  • Don’t take the environment into account

If your child is upset, if they have problems, for example at the nursery with other children, in short, if their emotional life is troubled, their training will certainly be affected too. In this case, don’t pressure them, put it off until later.

  • Insist that they stay on the potty

Regularly offer to put your little one on the potty, for example after each meal. But if, after a few minutes, they haven’t gone in their potty, don’t insist: it could block them.

  • Choosing a built-in potty

It’s better to choose a free-standing potty (to be placed in the toilet) rather than a potty to be embedded in a chair so that your child doesn’t confuse sitting down to rest or going to the potty.

  • Using the potty as a punishment

Wondering how to introduce the potty? It’s extremely essential that, under no circumstances may you use the baby potty as a punishment or threat. Going to the corner is a punishment, the potty is not. So don’t use it as a way to get some peace and quiet, or when you want your child to stop horsing around.

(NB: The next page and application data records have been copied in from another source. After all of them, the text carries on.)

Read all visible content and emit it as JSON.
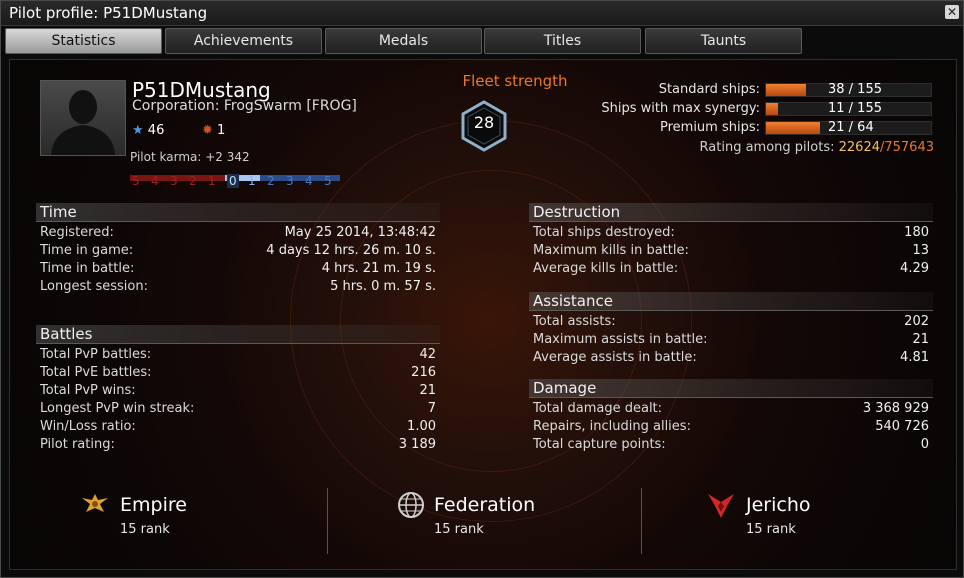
{
  "window": {
    "title": "Pilot profile: P51DMustang",
    "close_icon": "close-icon"
  },
  "tabs": [
    {
      "label": "Statistics",
      "active": true
    },
    {
      "label": "Achievements",
      "active": false
    },
    {
      "label": "Medals",
      "active": false
    },
    {
      "label": "Titles",
      "active": false
    },
    {
      "label": "Taunts",
      "active": false
    }
  ],
  "pilot": {
    "name": "P51DMustang",
    "corporation": "Corporation: FrogSwarm [FROG]",
    "stars": "46",
    "loyalty": "1",
    "karma_label": "Pilot karma: +2 342",
    "karma_scale": [
      "5",
      "4",
      "3",
      "2",
      "1",
      "0",
      "1",
      "2",
      "3",
      "4",
      "5"
    ]
  },
  "fleet": {
    "label": "Fleet strength",
    "value": "28"
  },
  "ships": {
    "standard_label": "Standard ships:",
    "standard_value": "38 / 155",
    "standard_fraction": 0.245,
    "synergy_label": "Ships with max synergy:",
    "synergy_value": "11 / 155",
    "synergy_fraction": 0.071,
    "premium_label": "Premium ships:",
    "premium_value": "21 / 64",
    "premium_fraction": 0.328,
    "rating_label": "Rating among pilots:",
    "rating_value": "22624",
    "rating_total": "/757643"
  },
  "time": {
    "header": "Time",
    "rows": [
      {
        "k": "Registered:",
        "v": "May 25 2014, 13:48:42"
      },
      {
        "k": "Time in game:",
        "v": "4 days 12 hrs. 26 m. 10 s."
      },
      {
        "k": "Time in battle:",
        "v": "4 hrs. 21 m. 19 s."
      },
      {
        "k": "Longest session:",
        "v": "5 hrs. 0 m. 57 s."
      }
    ]
  },
  "battles": {
    "header": "Battles",
    "rows": [
      {
        "k": "Total PvP battles:",
        "v": "42"
      },
      {
        "k": "Total PvE battles:",
        "v": "216"
      },
      {
        "k": "Total PvP wins:",
        "v": "21"
      },
      {
        "k": "Longest PvP win streak:",
        "v": "7"
      },
      {
        "k": "Win/Loss ratio:",
        "v": "1.00"
      },
      {
        "k": "Pilot rating:",
        "v": "3 189"
      }
    ]
  },
  "destruction": {
    "header": "Destruction",
    "rows": [
      {
        "k": "Total ships destroyed:",
        "v": "180"
      },
      {
        "k": "Maximum kills in battle:",
        "v": "13"
      },
      {
        "k": "Average kills in battle:",
        "v": "4.29"
      }
    ]
  },
  "assistance": {
    "header": "Assistance",
    "rows": [
      {
        "k": "Total assists:",
        "v": "202"
      },
      {
        "k": "Maximum assists in battle:",
        "v": "21"
      },
      {
        "k": "Average assists in battle:",
        "v": "4.81"
      }
    ]
  },
  "damage": {
    "header": "Damage",
    "rows": [
      {
        "k": "Total damage dealt:",
        "v": "3 368 929"
      },
      {
        "k": "Repairs, including allies:",
        "v": "540 726"
      },
      {
        "k": "Total capture points:",
        "v": "0"
      }
    ]
  },
  "factions": [
    {
      "name": "Empire",
      "rank": "15 rank",
      "icon": "empire-eagle-icon"
    },
    {
      "name": "Federation",
      "rank": "15 rank",
      "icon": "federation-globe-icon"
    },
    {
      "name": "Jericho",
      "rank": "15 rank",
      "icon": "jericho-emblem-icon"
    }
  ],
  "colors": {
    "accent": "#e8782a",
    "bar_fill": "#e8782a",
    "karma_negative": "#a02020",
    "karma_positive": "#6fa0e0"
  }
}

  • Diapering them until he’s potty trained

Once potty training has begun, it’s best to give up diapers little by little. If they wet their pants, they will be more embarrassed than if they wet their diapers, so this will encourage them to stay dry.

  • Forcing a little boy to pee sitting down

From the age of 2 and a half or 3, a little boy is perfectly capable of peeing standing up. There is no reason to prevent him from doing so: on the contrary, he will be proud of it and it will facilitate his potty training.

  • Getting them up during the night

It is useless and even harmful to force a child to get up while they are sleeping. It won’t help them get trained any faster, and they will often have trouble going back to sleep. So leave them alone, even if it means putting a diaper on them during the night for a while.